by Marcella Cheviot, KTHS Public Relations and Marketing Intern
Fire is one of the most devastating forces of destruction feared by homeowners. We take every precaution to prevent such tragedy. We check smoke alarms, make sure our homes meet safety codes, and make sure that our heating systems are working efficiently and safely.
However, we sometimes forget just how important some safety precautions are. Sometimes we simply overlook a fire hazard. Sometimes, things just happen.
Sometimes, the things that just “happen” can destroy life as we know it.
That’s what happened to a family in Dedham, ME who spent 20 years building their home from the bottom up. It all started with an octagonal shaped structure that they moved to the heart of one of Maine’s beautiful forests.
From there, they created an entire house, completely their own.
The bottom of the shower was lined with pebbles the homeowners found on the property. The deck wrapped completely around the house, so that no matter where you stood, you could see some of Maine’s beauty. You could hear a babbling brook, just yards away from the front door. Flowers and decorations lined the staircases, adding to the sense of “home.”
The kitchen housed a large, industrial sized stove; perfect for entertaining. They built a large stone fireplace in the center of the octagonal shaped room; perfect for the cold, Maine winters.
The house made the perfect home for the family. Unfortunately, a safety hazard was overlooked, and a fire started. The entire home was left charred.
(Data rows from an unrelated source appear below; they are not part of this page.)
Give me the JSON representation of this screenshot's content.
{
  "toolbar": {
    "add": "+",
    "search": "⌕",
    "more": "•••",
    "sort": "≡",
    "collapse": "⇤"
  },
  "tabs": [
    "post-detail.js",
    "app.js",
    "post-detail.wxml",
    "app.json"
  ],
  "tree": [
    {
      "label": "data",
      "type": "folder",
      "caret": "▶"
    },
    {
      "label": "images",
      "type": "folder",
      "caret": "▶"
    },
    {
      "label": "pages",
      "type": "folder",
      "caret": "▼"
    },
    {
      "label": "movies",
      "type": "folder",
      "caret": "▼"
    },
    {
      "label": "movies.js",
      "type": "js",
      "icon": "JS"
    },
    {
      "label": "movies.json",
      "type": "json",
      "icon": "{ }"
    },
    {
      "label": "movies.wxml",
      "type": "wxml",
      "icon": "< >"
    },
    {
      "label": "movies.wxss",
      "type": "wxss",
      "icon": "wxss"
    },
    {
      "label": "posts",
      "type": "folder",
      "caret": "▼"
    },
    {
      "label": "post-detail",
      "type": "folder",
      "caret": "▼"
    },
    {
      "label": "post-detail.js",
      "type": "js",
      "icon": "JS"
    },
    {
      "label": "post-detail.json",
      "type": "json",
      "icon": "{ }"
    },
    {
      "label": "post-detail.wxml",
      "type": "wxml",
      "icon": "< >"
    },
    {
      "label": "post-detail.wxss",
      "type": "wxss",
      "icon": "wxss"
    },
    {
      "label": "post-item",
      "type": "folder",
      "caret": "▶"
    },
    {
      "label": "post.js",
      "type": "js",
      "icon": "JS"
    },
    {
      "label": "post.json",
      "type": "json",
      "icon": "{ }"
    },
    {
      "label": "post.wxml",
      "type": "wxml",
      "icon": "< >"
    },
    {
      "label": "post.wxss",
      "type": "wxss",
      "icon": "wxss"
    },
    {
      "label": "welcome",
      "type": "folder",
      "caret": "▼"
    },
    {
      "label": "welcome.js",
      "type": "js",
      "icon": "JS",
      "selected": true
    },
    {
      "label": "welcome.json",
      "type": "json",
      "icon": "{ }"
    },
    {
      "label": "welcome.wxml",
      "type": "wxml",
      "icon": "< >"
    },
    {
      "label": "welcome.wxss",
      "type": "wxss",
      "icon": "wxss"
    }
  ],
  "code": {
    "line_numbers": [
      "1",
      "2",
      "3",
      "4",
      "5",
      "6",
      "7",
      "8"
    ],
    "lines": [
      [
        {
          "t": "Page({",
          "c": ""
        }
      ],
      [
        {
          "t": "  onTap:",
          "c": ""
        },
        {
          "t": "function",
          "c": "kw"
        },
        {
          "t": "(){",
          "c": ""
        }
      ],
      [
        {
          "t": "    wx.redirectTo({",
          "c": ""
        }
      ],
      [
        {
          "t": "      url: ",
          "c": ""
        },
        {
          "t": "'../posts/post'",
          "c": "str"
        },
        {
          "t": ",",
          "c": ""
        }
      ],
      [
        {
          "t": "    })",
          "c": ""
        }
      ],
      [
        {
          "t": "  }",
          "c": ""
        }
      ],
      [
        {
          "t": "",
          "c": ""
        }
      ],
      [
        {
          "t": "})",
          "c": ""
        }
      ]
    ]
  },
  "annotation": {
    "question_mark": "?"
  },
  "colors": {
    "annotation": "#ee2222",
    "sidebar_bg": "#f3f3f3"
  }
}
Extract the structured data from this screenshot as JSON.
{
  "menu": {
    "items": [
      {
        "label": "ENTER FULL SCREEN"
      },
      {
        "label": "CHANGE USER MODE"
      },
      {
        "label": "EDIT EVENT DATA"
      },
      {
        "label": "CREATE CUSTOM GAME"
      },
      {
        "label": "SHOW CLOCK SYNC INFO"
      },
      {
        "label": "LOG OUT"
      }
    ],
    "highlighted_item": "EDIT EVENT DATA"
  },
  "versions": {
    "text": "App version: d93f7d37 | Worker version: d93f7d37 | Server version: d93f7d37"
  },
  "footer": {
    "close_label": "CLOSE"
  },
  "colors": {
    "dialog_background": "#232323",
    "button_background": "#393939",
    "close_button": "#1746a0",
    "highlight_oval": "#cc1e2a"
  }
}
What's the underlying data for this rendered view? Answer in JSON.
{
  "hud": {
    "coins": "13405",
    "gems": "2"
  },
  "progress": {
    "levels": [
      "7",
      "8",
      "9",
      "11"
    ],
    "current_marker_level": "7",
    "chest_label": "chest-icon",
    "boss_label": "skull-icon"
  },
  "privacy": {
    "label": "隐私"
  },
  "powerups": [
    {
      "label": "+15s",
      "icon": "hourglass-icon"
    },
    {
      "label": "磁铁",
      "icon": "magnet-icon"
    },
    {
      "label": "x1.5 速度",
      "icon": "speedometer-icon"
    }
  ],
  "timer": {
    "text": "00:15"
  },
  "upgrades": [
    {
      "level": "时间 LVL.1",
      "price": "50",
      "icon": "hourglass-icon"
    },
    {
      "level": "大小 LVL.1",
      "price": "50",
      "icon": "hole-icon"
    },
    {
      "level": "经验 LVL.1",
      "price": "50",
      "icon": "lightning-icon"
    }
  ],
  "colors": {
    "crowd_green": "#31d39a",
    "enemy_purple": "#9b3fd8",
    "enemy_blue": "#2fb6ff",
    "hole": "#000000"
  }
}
Many thought the family would leave and move to another location altogether. Others thought they might have an entirely different house built in the same location. After much thought, the family chose another option altogether.
They chose to call Keith Trembley Home Solutions, to have them restore the badly damaged home to its former glory.
While this is no simple task, KTHS has worked hard to make sure that the family gets exactly what they ask for. Work has been underway for months. The clean-up was the first hard part. KTHS ensures that there will be no remaining smell from the fire.
Salvageable objects were taken to KTHS’s cleaning unit. Walls were gutted and ceilings were redone. The house had to be reduced to a mere shell before the rebuilding could begin.
While the rebuilding may take a long time, it will be worth the wait. From the ashes, a home will once again rise.
(Stay tuned for updates on this story.)